==== Provided data ====

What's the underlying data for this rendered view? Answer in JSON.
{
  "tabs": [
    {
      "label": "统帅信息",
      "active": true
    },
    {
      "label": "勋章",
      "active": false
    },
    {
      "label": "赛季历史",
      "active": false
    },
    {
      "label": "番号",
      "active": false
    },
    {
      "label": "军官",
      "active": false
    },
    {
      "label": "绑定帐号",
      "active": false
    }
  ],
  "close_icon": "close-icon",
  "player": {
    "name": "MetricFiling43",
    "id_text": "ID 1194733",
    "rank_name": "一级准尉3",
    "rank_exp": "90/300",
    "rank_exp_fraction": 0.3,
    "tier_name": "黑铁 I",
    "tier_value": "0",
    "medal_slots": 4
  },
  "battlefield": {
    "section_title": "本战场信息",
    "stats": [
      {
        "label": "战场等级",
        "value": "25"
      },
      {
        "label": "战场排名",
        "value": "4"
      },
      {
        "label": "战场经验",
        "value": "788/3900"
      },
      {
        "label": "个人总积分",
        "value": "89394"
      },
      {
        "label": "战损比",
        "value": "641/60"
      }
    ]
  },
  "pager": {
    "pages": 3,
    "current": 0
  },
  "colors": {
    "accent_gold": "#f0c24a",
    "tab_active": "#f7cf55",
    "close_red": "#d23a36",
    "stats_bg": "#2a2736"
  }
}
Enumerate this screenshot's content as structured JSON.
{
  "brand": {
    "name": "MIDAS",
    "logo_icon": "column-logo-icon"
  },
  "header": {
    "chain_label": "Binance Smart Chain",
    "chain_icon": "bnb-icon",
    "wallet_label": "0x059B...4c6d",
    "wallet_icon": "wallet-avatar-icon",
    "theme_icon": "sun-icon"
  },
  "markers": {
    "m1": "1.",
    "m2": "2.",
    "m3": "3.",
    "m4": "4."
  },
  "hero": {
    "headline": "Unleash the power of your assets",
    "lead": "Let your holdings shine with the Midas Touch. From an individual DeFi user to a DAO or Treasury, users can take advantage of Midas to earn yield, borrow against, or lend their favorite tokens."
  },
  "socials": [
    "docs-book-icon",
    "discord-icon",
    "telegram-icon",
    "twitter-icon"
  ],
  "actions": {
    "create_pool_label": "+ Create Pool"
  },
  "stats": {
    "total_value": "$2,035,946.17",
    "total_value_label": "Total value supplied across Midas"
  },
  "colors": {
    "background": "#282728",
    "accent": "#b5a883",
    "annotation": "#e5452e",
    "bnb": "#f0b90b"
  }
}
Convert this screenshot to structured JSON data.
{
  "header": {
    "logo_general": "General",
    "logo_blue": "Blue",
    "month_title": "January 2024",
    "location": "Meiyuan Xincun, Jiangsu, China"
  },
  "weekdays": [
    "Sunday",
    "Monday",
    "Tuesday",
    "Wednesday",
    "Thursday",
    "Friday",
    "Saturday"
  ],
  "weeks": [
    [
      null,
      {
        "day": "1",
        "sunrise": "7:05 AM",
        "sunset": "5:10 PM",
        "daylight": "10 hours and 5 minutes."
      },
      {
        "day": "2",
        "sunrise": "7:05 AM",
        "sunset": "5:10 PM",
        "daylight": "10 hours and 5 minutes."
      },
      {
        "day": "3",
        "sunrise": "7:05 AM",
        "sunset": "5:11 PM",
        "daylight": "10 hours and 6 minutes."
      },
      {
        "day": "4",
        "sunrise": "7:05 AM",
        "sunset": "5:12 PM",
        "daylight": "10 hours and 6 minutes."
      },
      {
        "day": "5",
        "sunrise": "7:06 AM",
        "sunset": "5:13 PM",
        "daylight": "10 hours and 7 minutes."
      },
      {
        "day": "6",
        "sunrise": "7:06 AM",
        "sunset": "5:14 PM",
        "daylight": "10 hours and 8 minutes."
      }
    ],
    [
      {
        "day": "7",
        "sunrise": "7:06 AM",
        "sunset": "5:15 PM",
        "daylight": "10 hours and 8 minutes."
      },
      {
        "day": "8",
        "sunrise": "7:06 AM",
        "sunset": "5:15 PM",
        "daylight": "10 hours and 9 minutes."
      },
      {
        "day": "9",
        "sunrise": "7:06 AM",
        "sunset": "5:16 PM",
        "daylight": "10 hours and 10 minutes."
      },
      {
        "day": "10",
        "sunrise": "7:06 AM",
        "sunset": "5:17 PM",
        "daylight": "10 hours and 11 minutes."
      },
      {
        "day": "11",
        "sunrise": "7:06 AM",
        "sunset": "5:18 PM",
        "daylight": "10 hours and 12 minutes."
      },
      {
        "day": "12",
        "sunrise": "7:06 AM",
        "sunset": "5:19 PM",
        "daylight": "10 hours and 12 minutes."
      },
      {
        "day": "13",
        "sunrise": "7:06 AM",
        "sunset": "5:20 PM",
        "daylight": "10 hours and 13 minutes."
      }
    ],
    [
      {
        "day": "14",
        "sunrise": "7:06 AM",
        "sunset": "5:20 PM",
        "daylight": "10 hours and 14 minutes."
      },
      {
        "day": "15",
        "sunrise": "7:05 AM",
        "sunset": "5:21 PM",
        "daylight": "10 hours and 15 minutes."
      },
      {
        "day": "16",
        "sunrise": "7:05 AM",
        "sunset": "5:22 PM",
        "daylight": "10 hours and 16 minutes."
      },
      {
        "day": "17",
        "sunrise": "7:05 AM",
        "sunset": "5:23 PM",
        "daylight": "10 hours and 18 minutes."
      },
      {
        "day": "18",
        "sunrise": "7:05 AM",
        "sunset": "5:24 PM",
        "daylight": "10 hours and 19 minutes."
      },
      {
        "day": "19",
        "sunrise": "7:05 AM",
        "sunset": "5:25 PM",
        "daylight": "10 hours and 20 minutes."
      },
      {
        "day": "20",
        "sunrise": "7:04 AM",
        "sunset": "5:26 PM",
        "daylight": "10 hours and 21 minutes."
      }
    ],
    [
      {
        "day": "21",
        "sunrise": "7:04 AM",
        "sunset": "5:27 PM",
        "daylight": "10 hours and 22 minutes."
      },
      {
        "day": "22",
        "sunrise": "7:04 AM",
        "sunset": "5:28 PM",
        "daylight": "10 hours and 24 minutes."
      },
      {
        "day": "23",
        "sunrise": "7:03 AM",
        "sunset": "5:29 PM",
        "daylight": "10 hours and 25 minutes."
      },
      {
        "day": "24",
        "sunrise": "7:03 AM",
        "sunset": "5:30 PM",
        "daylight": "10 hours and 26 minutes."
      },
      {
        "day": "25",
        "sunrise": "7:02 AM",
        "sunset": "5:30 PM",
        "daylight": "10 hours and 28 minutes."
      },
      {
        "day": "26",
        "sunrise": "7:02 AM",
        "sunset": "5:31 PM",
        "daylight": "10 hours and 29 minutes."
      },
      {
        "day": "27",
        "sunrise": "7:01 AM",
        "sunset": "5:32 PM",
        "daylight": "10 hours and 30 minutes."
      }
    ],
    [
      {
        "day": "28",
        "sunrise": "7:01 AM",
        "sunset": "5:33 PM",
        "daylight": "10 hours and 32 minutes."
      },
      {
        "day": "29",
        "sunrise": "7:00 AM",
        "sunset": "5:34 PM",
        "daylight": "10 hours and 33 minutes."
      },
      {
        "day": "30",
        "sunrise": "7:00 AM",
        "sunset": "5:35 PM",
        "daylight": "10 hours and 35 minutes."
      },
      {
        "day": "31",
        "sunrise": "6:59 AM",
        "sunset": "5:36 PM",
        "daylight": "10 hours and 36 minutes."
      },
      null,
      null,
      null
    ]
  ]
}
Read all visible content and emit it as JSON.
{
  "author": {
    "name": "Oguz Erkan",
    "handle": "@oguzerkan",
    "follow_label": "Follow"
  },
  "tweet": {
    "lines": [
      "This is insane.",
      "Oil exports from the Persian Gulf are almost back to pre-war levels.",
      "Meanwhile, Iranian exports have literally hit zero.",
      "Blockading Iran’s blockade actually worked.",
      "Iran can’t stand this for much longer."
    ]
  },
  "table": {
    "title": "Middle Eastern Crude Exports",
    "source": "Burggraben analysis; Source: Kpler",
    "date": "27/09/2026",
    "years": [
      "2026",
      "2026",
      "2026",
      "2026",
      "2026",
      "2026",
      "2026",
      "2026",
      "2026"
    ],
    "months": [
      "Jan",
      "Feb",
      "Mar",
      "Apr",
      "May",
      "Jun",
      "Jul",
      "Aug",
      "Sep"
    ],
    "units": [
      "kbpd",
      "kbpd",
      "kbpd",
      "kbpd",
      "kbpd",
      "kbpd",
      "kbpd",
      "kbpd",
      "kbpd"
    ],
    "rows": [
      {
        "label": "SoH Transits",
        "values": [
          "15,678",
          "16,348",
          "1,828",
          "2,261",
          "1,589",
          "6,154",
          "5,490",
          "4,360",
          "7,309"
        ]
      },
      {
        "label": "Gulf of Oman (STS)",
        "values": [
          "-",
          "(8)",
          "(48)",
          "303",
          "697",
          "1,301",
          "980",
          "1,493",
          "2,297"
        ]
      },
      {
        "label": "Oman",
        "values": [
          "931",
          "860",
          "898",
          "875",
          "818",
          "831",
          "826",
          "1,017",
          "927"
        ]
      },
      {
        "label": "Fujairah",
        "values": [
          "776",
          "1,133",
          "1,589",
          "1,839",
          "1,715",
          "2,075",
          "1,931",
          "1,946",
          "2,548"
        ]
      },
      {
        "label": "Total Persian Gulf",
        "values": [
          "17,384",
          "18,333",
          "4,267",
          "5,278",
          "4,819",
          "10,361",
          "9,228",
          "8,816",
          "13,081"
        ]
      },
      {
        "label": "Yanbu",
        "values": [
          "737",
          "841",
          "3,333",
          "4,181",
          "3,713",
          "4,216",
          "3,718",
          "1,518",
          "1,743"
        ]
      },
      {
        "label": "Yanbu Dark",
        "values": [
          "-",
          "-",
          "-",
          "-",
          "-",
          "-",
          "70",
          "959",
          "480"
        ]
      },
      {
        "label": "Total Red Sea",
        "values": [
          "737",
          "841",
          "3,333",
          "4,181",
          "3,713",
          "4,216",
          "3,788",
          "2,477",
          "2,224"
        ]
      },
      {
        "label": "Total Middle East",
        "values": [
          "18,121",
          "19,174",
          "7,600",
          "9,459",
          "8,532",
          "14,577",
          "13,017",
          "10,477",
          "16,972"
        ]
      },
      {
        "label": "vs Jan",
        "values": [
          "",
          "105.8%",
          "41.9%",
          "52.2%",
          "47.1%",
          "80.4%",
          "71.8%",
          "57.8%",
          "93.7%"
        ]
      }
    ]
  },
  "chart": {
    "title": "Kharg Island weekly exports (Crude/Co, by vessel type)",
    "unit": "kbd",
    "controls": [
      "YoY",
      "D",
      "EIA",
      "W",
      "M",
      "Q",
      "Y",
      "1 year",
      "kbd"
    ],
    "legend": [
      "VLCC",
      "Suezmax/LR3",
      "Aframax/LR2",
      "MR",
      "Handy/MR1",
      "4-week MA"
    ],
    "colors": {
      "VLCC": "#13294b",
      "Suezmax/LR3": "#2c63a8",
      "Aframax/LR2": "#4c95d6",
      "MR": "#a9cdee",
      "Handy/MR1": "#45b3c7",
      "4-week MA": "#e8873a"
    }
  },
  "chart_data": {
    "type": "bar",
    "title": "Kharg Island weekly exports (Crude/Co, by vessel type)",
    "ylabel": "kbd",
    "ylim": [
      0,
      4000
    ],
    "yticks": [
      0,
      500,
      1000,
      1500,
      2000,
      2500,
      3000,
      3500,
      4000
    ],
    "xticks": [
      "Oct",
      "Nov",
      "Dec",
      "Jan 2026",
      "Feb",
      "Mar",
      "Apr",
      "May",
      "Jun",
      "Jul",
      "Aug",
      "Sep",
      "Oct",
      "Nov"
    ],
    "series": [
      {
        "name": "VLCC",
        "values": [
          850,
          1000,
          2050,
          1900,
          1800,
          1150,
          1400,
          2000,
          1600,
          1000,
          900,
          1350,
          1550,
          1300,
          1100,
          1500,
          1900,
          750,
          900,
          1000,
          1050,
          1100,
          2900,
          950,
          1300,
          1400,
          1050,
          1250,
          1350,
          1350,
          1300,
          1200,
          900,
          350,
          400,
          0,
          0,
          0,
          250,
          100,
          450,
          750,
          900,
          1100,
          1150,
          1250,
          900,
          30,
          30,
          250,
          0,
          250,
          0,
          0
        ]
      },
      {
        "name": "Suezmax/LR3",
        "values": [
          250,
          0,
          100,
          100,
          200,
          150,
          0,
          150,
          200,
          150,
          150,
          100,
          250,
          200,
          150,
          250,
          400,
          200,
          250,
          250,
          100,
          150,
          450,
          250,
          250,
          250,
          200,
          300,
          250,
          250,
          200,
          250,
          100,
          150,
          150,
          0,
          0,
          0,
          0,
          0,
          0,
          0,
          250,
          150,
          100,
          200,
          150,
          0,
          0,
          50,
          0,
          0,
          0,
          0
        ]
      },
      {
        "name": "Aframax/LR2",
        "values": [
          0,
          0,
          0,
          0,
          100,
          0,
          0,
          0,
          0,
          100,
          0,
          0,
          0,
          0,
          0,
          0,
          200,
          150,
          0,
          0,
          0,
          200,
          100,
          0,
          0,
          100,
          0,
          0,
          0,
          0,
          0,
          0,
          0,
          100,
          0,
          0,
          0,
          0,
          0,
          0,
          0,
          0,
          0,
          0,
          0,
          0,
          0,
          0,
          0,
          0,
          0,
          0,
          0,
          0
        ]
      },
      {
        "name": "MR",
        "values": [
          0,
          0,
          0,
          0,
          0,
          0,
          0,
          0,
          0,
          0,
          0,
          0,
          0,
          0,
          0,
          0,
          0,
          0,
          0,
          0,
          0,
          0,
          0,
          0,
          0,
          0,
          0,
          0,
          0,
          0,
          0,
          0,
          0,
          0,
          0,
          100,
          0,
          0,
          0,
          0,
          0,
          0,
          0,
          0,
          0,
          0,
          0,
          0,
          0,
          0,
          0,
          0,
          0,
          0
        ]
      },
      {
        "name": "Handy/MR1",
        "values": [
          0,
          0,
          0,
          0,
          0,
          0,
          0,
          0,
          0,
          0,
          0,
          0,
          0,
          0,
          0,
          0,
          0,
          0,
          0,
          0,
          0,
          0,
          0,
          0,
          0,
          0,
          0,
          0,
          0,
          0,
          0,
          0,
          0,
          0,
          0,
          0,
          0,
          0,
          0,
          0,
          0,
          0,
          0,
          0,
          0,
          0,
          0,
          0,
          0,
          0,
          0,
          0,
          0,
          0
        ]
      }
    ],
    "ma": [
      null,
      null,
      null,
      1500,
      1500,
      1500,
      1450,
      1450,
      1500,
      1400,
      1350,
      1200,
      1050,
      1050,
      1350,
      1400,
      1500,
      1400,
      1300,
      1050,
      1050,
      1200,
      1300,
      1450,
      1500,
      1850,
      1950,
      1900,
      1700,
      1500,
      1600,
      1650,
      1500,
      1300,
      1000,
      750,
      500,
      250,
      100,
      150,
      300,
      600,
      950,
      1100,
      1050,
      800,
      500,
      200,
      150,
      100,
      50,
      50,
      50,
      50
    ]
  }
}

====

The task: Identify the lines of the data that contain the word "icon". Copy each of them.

Written response:
  "close_icon": "close-icon",
    "logo_icon": "column-logo-icon"
    "chain_icon": "bnb-icon",
    "wallet_icon": "wallet-avatar-icon",
    "theme_icon": "sun-icon"
    "docs-book-icon",
    "discord-icon",
    "telegram-icon",
    "twitter-icon"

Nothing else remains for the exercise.